is trusted for OCSP signing. If it is the OCSP verify succeeds.

If none of these checks is successful then the OCSP verify fails.

What this effectively means if that if the OCSP responder certificate is
authorised directly by the CA it is issuing revocation information about
(and it is correctly configured) then verification will succeed.

If the OCSP responder is a "global responder" which can give details about
multiple CAs and has its own separate certificate chain then its root
CA can be trusted for OCSP signing. For example:

 openssl x509 -in ocspCA.pem -addtrust OCSPSigning -out trustedCA.pem

Alternatively the responder certificate itself can be explicitly trusted
with the B<-VAfile> option.

=head1 NOTES

As noted, most of the verify options are for testing or debugging purposes.
Normally only the B<-CApath>, B<-CAfile> and (if the responder is a 'global
VA') B<-VAfile> options need to be used.

The OCSP server is only useful for test and demonstration purposes: it is
not really usable as a full OCSP responder. It contains only a very
simple HTTP request handling and can only handle the POST form of OCSP
queries. It also handles requests serially meaning it cannot respond to
new requests until it has processed the current one. The text index file
format of revocation is also inefficient for large quantities of revocation

It is possible to run the B<ocsp> application in responder mode via a CGI
script using the B<respin> and B<respout> options.


Create an OCSP request and write it to a file:

 openssl ocsp -issuer issuer.pem -cert c1.pem -cert c2.pem -reqout req.der

Send a query to an OCSP responder with URL http://ocsp.myhost.com/ save the 
response to a file and print it out in text form

 openssl ocsp -issuer issuer.pem -cert c1.pem -cert c2.pem \
     -url http://ocsp.myhost.com/ -resp_text -respout resp.der

Read in an OCSP response and print out text form:

 openssl ocsp -respin resp.der -text

OCSP server on port 8888 using a standard B<ca> configuration, and a separate
responder certificate. All requests and responses are printed to a file.

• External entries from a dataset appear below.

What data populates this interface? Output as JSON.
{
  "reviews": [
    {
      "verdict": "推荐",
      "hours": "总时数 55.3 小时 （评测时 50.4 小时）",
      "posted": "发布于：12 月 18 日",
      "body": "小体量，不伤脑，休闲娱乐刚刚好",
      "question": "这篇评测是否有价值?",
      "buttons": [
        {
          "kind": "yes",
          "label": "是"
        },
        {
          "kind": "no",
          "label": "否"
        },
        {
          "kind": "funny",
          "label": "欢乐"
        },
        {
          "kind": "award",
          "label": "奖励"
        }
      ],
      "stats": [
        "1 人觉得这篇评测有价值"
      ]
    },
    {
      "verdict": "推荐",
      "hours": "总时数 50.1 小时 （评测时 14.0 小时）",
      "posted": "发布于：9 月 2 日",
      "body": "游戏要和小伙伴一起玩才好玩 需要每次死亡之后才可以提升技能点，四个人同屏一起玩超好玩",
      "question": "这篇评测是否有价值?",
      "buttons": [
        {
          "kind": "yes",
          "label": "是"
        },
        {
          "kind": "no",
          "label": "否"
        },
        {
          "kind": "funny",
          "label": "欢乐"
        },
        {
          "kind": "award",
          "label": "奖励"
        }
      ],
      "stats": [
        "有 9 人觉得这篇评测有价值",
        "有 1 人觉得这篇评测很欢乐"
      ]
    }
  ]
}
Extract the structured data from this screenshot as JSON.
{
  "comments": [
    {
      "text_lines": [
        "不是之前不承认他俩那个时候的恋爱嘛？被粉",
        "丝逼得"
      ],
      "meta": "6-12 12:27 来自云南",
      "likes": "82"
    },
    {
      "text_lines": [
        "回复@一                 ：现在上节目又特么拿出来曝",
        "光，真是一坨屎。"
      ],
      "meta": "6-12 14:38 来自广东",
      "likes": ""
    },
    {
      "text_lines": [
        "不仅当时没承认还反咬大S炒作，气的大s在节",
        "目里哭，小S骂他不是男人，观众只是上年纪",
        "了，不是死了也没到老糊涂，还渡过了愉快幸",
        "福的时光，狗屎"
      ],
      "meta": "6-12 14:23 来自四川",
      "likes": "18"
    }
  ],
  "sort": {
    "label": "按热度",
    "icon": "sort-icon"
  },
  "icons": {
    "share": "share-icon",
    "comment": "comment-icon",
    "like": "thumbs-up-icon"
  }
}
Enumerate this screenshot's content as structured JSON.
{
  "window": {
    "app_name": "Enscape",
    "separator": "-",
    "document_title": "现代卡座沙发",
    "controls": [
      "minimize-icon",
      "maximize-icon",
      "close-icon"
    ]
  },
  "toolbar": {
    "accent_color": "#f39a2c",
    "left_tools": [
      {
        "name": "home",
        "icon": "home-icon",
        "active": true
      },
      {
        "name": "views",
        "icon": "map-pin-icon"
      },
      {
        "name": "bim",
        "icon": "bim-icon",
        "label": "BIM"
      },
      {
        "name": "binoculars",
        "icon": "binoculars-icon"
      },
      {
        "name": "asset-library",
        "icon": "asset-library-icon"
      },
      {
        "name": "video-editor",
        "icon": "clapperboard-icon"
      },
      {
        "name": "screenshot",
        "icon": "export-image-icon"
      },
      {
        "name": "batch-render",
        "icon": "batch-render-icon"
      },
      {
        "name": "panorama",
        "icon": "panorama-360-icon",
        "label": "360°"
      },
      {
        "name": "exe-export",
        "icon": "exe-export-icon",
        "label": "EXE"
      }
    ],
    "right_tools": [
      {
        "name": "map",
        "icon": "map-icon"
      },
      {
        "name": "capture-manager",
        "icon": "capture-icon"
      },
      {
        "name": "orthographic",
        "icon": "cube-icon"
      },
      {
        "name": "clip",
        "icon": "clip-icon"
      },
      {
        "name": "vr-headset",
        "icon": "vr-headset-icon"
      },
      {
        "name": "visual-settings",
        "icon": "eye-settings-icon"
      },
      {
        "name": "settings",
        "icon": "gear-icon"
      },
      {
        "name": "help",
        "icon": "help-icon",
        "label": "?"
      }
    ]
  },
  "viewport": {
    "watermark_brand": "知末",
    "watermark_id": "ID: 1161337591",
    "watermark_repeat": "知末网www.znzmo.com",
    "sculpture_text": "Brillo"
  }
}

 openssl ocsp -index demoCA/index.txt -port 8888 -rsigner rcert.pem -CA demoCA/cacert.pem
	-text -out log.txt

As above but exit after processing one request:

 openssl ocsp -index demoCA/index.txt -port 8888 -rsigner rcert.pem -CA demoCA/cacert.pem
     -nrequest 1

Query status information using internally generated request:

 openssl ocsp -index demoCA/index.txt -rsigner rcert.pem -CA demoCA/cacert.pem
     -issuer demoCA/cacert.pem -serial 1

Query status information using request read from a file, write response to a
second file.

 openssl ocsp -index demoCA/index.txt -rsigner rcert.pem -CA demoCA/cacert.pem
     -reqin req.der -respout resp.der